These experiences range from free health clinics such as the Heart Ministry Center and OneWorld in Omaha, to sites in the Dominican Republic at the Institute for Latin American Concern and clinics in Africa and India. Undergraduate students experience semesters abroad in countries as varied as Ireland, Germany, Spain, Tanzania and the Dominican Republic.

The Creighton Simulation Evaluation Instrument (C-SEIT), developed by nursing faculty, is being used by the National State Boards of Nursing and other nursing schools and organizations to gauge the effectiveness of clinical learning using simulation mannequins. The instrument is also being translated into Chinese for use in China. In 2011, the Commission on Collegiate Nursing Education (CCNE) reaffirmed accreditation of the BSN and MSN programs for the period of 10 years. In addition, CCNE granted initial accreditation to the DNP program for the term of five years, the maximum number of years for a new program.

Nursing is an excellent career choice. Well-educated nurses are in demand. The Bureau of Labor Statistics Occupational Outlook Handbook projects a 26 percent increase in “new nursing positions” will be created through 2020; the increase reflects more than 712,000 new nurse positions. Only three out of five nurses work in hospitals; nurses also work in schools, correctional facilities, private companies, home health agencies, mental health settings, long-term care facilities, managed care centers, community health, government and social assistance agencies, and research labs.

Creighton’s master’s degree program in nursing was ranked at #64 in the 2014 annual ranking of graduate programs in nursing in U.S. News & World Report’s “America’s Best Graduate Schools.”

The Leadership Scholars Program for undergraduate students enrolled in the traditional four-year undergraduate program, initiated in 2011, continues to be highly received by students. Designed by a team of alumni, faculty, staff and students, the Leadership Scholars Program is a multi-year, structured program that prepares nursing graduates with leadership skills reflecting Ignatian values and practice.

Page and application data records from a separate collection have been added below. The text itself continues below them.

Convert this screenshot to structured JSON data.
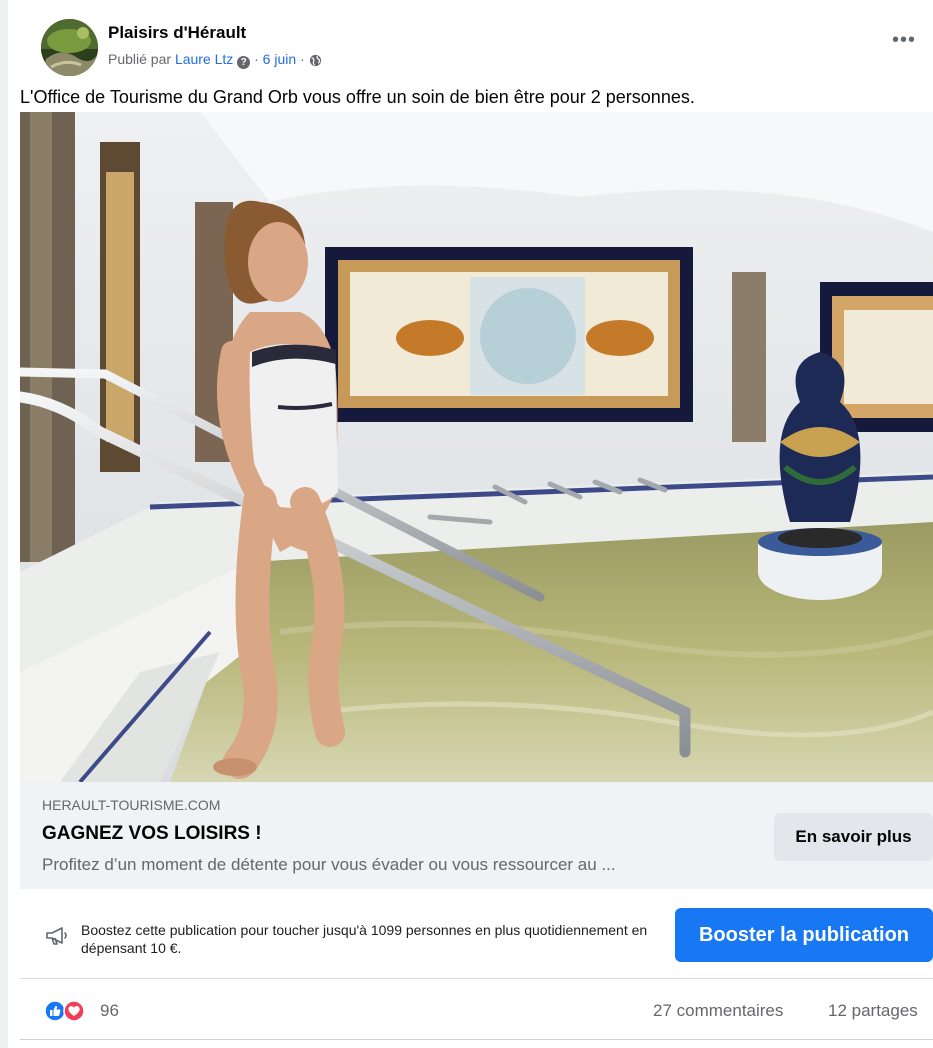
{
  "post": {
    "page_name": "Plaisirs d'Hérault",
    "published_by_prefix": "Publié par",
    "author": "Laure Ltz",
    "author_badge": "?",
    "separator": "·",
    "date": "6 juin",
    "more_label": "•••",
    "text": "L'Office de Tourisme du Grand Orb vous offre un soin de bien être pour 2 personnes."
  },
  "link_preview": {
    "domain": "HERAULT-TOURISME.COM",
    "title": "GAGNEZ VOS LOISIRS !",
    "description": "Profitez d’un moment de détente pour vous évader ou vous ressourcer au ...",
    "cta_label": "En savoir plus"
  },
  "boost": {
    "text": "Boostez cette publication pour toucher jusqu'à 1099 personnes en plus quotidiennement en dépensant 10 €.",
    "button_label": "Booster la publication"
  },
  "engagement": {
    "reaction_count": "96",
    "reaction_icons": [
      "like-icon",
      "love-icon"
    ],
    "comments": "27 commentaires",
    "shares": "12 partages"
  },
  "colors": {
    "accent": "#1877f2",
    "like": "#1877f2",
    "love": "#f33e58",
    "link": "#216fdb"
  }
}
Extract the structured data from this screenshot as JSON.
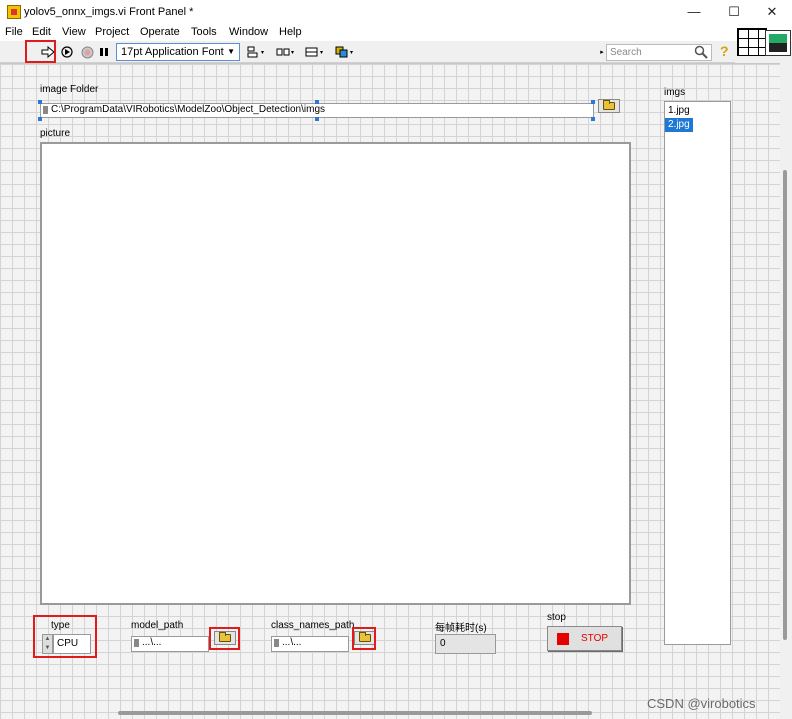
{
  "window": {
    "title": "yolov5_onnx_imgs.vi Front Panel *",
    "minimize_glyph": "—",
    "maximize_glyph": "☐",
    "close_glyph": "✕"
  },
  "menu": [
    "File",
    "Edit",
    "View",
    "Project",
    "Operate",
    "Tools",
    "Window",
    "Help"
  ],
  "toolbar": {
    "run_icon": "run-arrow-icon",
    "font_label": "17pt Application Font",
    "font_arrow": "▼",
    "search_placeholder": "Search",
    "help_glyph": "?"
  },
  "image_folder": {
    "label": "image Folder",
    "value": "C:\\ProgramData\\VIRobotics\\ModelZoo\\Object_Detection\\imgs"
  },
  "picture": {
    "label": "picture"
  },
  "imgs": {
    "label": "imgs",
    "items": [
      "1.jpg",
      "2.jpg"
    ],
    "selected_index": 1
  },
  "type": {
    "label": "type",
    "value": "CPU",
    "up": "▲",
    "down": "▼"
  },
  "model_path": {
    "label": "model_path",
    "value": "...\\..."
  },
  "class_names_path": {
    "label": "class_names_path",
    "value": "...\\..."
  },
  "time": {
    "label": "每帧耗时(s)",
    "value": "0"
  },
  "stop": {
    "label": "stop",
    "button_text": "STOP"
  },
  "watermark": "CSDN @virobotics",
  "colors": {
    "highlight": "#e01b1b",
    "selection": "#1e78d6",
    "stop_red": "#e60000"
  }
}
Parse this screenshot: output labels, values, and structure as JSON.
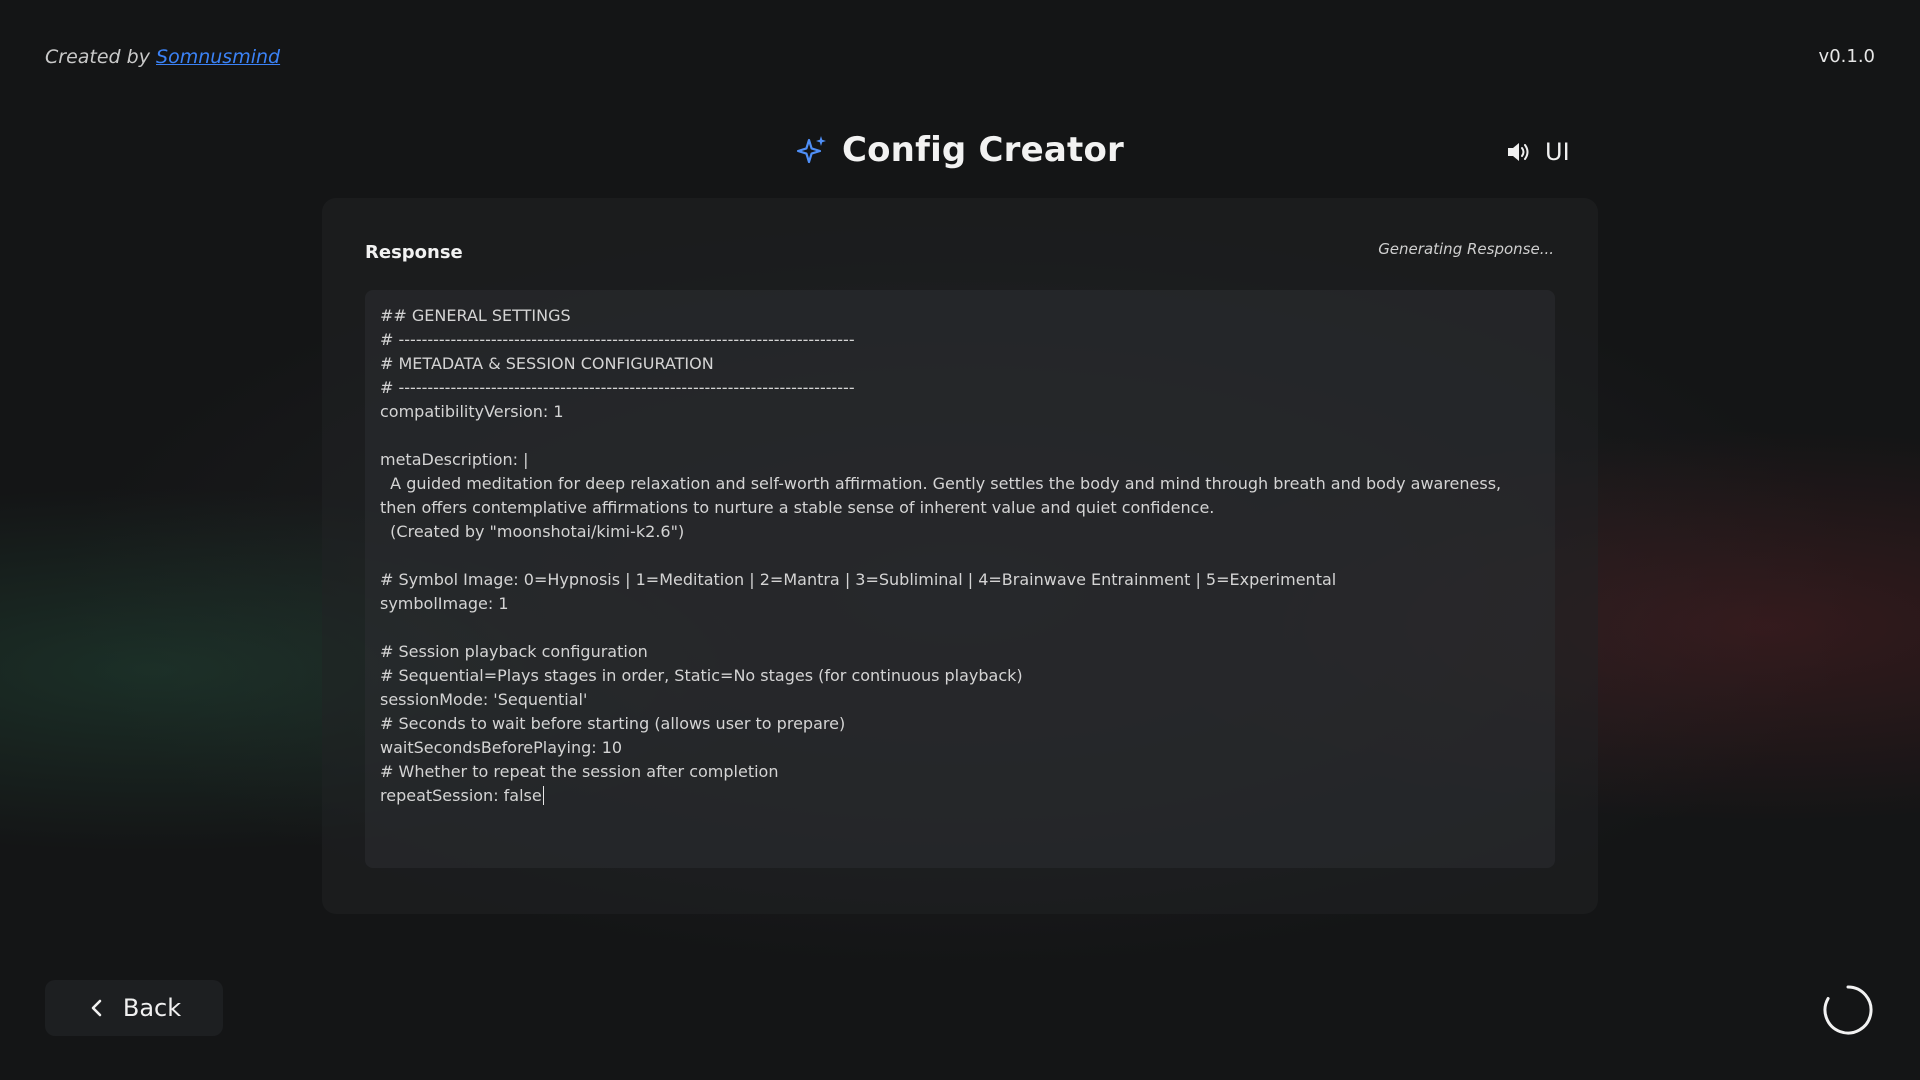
{
  "header": {
    "credit_prefix": "Created by",
    "credit_author": "Somnusmind",
    "version": "v0.1.0",
    "title": "Config Creator",
    "title_icon": "sparkle-icon",
    "sound_icon": "speaker-icon",
    "sound_label": "UI"
  },
  "response": {
    "heading": "Response",
    "status": "Generating Response...",
    "content": "## GENERAL SETTINGS\n# -------------------------------------------------------------------------------\n# METADATA & SESSION CONFIGURATION\n# -------------------------------------------------------------------------------\ncompatibilityVersion: 1\n\nmetaDescription: |\n  A guided meditation for deep relaxation and self-worth affirmation. Gently settles the body and mind through breath and body awareness, then offers contemplative affirmations to nurture a stable sense of inherent value and quiet confidence.\n  (Created by \"moonshotai/kimi-k2.6\")\n\n# Symbol Image: 0=Hypnosis | 1=Meditation | 2=Mantra | 3=Subliminal | 4=Brainwave Entrainment | 5=Experimental\nsymbolImage: 1\n\n# Session playback configuration\n# Sequential=Plays stages in order, Static=No stages (for continuous playback)\nsessionMode: 'Sequential'\n# Seconds to wait before starting (allows user to prepare)\nwaitSecondsBeforePlaying: 10\n# Whether to repeat the session after completion\nrepeatSession: false"
  },
  "footer": {
    "back_label": "Back",
    "back_icon": "chevron-left-icon",
    "spinner_icon": "loading-spinner-icon"
  },
  "colors": {
    "accent": "#3b82f6",
    "background": "#141516"
  }
}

The College of Nursing, through a creative collaboration with 32 private, parochial and public schools in Omaha, provides annual health assessments for more than 8,000 children. This program allows children to receive mandatory health assessments while providing the College of Nursing additional well-child and adolescent clinical sites for its students.